The economy is shifting from making things to caring for humans.
In 1970, 29 percent of workers had been employed in the production enterprise. An extra four percent of workers had been in production jobs in other industries, like retail and creation. The majority of those jobs paid well, too — nearly 1/2 the people employed in production or production earned in the top forty percent of wages inside you. S .. (The biggest share of the people have been white guys, however people of color have been employed inside the zone at disproportionately excessive quotes.)
Today there’s been a small shift in how many of the one’s workers earn desirable wages, but the enormous hassle is that there are fewer jobs for them. The production industry now employs eleven percent of all workers, and most straightforward six percentage of workers are in production.
Meanwhile, a growing populace of baby boomers and better remedies for chronic ailments and disabilities have created labor growth inside the health care region.
The subject, which now employs one in 9 running Americans in jobs as varied as medical doctors, phlebotomists, and clinical secretaries, is projected to add 2.3 million jobs between 2014 and 2024, the most out of any organization of occupations.
Among estimates for the most acceptable range of latest jobs, health care roles make up a third of the top 20 occupations.
Most new health care jobs are low-paid
One of the fastest-developing fields is direct care: There are at least 3.6 million natural care people within the US, not inclusive of an envisioned 800,000 unreported workers, in keeping with researchers.

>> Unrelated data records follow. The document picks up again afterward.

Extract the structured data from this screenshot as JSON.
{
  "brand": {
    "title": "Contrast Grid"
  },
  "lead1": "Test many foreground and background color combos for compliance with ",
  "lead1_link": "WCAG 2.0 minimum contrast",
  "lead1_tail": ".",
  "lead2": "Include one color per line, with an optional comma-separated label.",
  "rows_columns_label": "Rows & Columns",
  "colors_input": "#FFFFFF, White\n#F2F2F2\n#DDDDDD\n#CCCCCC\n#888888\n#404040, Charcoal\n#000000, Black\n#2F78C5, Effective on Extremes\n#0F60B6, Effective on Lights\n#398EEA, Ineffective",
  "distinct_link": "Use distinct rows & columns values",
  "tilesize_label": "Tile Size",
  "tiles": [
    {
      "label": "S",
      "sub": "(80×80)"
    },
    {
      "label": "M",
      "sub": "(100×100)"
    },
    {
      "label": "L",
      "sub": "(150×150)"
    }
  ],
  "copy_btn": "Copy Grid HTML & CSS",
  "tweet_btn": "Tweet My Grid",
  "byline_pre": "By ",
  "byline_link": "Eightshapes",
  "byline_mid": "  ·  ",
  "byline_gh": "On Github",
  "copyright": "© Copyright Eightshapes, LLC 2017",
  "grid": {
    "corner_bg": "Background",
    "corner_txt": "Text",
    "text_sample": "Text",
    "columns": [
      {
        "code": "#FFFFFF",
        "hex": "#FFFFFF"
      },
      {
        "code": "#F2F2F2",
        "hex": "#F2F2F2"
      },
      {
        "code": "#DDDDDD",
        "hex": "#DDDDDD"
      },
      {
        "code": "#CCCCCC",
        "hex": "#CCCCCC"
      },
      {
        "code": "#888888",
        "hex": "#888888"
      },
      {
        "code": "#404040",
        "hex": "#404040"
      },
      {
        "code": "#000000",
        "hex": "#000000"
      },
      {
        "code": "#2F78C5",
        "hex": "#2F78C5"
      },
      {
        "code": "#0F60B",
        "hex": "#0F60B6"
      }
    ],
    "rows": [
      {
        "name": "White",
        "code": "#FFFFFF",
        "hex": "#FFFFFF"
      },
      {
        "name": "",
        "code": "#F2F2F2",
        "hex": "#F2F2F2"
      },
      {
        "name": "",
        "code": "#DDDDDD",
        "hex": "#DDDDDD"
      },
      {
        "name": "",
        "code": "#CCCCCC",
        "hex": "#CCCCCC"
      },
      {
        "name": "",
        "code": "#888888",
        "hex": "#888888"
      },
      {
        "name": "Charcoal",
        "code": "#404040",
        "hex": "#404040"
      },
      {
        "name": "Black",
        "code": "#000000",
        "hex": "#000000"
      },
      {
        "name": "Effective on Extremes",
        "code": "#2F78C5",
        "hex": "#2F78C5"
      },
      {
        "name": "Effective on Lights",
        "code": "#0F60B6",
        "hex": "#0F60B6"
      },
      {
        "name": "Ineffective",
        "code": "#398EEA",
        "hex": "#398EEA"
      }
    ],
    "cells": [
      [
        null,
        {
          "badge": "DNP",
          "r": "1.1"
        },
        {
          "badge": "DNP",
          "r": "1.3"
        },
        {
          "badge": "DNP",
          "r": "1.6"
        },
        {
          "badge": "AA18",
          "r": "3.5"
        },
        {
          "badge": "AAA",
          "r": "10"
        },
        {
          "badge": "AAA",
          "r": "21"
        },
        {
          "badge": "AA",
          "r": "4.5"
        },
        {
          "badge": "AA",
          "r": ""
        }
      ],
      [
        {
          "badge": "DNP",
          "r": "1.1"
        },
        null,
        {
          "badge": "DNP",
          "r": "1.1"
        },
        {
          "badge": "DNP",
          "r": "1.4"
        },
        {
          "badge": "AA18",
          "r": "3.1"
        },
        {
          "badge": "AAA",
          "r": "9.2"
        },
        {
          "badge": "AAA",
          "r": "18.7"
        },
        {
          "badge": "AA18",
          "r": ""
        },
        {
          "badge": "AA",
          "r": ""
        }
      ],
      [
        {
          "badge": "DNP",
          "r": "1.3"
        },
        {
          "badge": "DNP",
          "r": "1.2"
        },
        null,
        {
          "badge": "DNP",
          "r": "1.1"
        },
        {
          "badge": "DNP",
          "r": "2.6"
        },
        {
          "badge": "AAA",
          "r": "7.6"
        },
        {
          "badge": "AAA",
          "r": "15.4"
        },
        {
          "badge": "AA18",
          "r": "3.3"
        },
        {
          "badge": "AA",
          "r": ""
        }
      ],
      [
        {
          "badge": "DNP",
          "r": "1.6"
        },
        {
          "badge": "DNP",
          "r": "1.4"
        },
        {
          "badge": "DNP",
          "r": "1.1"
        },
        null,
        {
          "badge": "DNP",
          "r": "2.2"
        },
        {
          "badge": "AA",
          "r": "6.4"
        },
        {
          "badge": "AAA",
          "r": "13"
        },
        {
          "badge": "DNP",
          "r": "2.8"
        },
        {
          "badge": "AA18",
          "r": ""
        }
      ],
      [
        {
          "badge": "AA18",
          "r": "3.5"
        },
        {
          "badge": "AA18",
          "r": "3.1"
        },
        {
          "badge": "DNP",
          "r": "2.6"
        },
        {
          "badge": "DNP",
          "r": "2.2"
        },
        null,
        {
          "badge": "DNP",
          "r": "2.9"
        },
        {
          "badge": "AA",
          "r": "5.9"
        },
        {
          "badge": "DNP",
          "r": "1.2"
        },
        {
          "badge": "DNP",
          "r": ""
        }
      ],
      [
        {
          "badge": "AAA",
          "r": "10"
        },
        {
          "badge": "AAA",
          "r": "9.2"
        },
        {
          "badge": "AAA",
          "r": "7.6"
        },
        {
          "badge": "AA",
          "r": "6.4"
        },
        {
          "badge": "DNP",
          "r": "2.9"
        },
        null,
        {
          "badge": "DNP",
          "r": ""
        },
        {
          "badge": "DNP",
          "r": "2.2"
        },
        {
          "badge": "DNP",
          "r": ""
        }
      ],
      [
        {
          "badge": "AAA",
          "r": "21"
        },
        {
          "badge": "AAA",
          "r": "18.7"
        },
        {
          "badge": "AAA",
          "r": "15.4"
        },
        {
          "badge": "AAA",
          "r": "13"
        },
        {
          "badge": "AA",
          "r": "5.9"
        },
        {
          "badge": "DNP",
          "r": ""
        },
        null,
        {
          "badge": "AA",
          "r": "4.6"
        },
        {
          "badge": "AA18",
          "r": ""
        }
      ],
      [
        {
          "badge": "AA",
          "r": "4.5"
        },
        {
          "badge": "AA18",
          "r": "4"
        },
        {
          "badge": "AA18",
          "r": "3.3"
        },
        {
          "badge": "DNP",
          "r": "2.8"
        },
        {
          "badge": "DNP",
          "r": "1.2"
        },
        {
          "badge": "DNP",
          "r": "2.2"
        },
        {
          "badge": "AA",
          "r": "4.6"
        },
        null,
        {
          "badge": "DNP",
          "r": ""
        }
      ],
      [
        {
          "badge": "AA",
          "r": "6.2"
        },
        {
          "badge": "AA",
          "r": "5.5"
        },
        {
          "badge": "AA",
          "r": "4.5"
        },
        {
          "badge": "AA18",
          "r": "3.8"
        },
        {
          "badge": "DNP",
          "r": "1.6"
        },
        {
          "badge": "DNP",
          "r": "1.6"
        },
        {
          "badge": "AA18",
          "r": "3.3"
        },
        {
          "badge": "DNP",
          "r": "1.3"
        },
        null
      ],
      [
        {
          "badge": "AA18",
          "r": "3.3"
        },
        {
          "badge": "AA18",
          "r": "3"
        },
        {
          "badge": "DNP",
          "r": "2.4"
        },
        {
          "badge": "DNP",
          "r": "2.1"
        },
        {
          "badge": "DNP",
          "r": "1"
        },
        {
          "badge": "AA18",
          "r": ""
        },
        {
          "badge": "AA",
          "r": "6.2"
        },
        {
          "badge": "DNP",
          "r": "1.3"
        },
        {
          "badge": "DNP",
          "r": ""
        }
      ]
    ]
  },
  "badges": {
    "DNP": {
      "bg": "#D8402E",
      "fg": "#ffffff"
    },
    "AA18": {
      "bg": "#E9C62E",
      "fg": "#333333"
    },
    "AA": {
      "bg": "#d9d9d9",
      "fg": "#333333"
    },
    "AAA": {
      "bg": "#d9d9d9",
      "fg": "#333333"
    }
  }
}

The Bureau of Labor Statistics tasks a boom of extra than 1 million new direct care workers — personal care workers, home health aides, and nursing assistants — between 2014 and 2024.
“You can’t make a robot do what I do.”
Unlike meals carrier or retail jobs, which round out the top 5 developing jobs, direct care workers aren’t in immediate danger of being edged out by automation or net trade.
“I think it’s one of the maximum high-quality fields to be in nowadays. It cannot be outsourced,” Nathan Auldridge, a 33-yr-old direct assist company in Salem, Virginia, said. He graduated in 2008 with a bachelor’s degree in theater, but theater paintings were too inconsistent.
Direct care is specific: “It’s needed in every single community throughout us of a,” he stated. “Now, the pay is shit, however, that’s any other tale. You can’t make a robotic do what I do.”